## What the task requires
Every line in the entries that holds "category" should be identified and copied.

* * * * * * * * *

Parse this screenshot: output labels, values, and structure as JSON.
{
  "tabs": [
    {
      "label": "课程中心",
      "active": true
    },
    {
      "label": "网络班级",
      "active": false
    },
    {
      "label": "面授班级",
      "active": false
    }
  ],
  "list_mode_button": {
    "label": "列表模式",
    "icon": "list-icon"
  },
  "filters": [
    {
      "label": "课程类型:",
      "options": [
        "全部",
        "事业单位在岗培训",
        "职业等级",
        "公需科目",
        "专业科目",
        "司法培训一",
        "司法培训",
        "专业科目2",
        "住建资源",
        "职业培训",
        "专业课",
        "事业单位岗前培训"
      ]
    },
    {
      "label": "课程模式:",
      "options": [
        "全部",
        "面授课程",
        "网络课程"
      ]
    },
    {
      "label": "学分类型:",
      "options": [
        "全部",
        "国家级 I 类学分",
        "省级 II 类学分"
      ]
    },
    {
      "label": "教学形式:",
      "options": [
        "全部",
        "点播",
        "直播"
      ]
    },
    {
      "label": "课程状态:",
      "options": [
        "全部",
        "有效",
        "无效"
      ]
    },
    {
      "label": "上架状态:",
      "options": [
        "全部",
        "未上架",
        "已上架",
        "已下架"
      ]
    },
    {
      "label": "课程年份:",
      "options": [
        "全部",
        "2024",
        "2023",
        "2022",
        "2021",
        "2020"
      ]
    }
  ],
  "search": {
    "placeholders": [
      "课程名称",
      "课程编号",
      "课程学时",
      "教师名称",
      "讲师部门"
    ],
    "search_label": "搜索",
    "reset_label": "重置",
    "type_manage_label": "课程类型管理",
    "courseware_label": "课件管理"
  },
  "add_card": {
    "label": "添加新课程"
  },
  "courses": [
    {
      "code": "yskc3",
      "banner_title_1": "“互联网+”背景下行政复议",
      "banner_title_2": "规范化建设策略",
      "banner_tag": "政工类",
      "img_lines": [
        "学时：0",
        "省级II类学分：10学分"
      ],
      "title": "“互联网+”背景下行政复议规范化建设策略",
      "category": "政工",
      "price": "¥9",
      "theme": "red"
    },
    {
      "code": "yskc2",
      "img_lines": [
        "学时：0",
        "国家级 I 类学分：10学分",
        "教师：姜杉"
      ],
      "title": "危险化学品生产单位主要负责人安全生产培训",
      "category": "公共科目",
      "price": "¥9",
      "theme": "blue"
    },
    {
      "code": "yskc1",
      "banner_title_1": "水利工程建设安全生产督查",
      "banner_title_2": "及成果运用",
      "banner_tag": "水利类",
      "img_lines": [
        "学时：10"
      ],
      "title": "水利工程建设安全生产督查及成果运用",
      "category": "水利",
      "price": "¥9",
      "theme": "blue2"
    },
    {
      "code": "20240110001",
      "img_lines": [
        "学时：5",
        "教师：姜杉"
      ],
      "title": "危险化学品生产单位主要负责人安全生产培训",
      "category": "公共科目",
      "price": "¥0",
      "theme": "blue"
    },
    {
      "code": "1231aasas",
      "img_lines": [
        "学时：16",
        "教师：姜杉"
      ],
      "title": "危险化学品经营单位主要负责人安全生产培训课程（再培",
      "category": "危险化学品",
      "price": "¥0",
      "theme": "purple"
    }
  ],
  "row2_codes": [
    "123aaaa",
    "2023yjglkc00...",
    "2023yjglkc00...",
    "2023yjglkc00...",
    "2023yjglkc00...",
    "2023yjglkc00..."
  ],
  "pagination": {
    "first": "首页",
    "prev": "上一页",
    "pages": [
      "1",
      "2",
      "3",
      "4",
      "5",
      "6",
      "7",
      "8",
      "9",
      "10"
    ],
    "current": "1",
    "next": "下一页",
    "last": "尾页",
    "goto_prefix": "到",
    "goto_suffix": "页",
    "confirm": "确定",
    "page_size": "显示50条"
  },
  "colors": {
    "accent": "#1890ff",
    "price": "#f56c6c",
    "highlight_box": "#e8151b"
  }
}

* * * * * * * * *

## Solution to this task
      "category": "政工",
      "category": "公共科目",
      "category": "水利",
      "category": "公共科目",
      "category": "危险化学品",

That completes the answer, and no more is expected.